**INSTRUCTIONS TO FOLLOW**. When you reach the line with "Serialize everything readable" in the data below, begin printing lines exactly, and stop once the line with "Read all visible content and emit it as JSON." has been printed.

**RECORDS PROVIDED**.
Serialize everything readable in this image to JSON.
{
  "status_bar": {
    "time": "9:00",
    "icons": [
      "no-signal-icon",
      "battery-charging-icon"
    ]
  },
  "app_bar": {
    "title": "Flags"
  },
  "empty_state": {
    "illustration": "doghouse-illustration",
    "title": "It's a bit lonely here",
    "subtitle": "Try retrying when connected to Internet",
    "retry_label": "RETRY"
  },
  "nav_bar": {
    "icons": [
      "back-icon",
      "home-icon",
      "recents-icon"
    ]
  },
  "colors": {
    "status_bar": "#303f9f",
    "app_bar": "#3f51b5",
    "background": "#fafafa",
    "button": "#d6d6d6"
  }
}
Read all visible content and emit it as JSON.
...
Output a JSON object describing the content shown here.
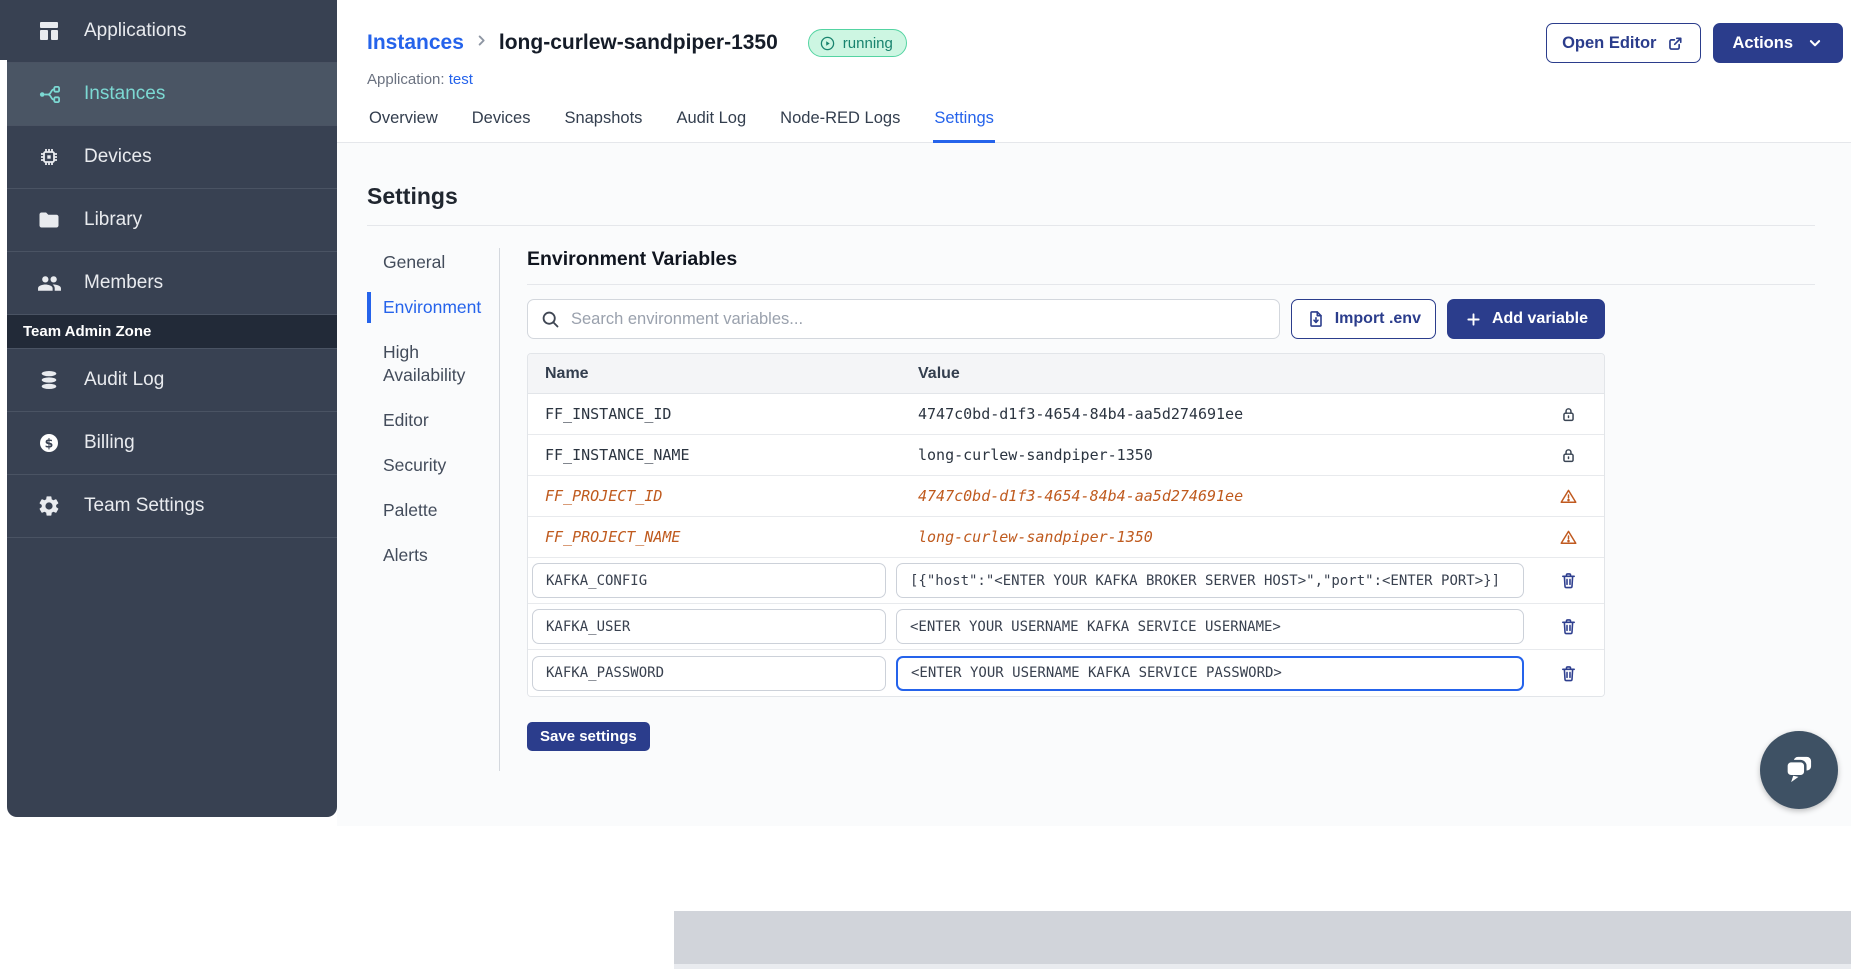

**SOLUTION TO THE EXERCISE**.
Serialize everything readable in this image to JSON.
{
  "status_bar": {
    "time": "9:00",
    "icons": [
      "no-signal-icon",
      "battery-charging-icon"
    ]
  },
  "app_bar": {
    "title": "Flags"
  },
  "empty_state": {
    "illustration": "doghouse-illustration",
    "title": "It's a bit lonely here",
    "subtitle": "Try retrying when connected to Internet",
    "retry_label": "RETRY"
  },
  "nav_bar": {
    "icons": [
      "back-icon",
      "home-icon",
      "recents-icon"
    ]
  },
  "colors": {
    "status_bar": "#303f9f",
    "app_bar": "#3f51b5",
    "background": "#fafafa",
    "button": "#d6d6d6"
  }
}
Read all visible content and emit it as JSON.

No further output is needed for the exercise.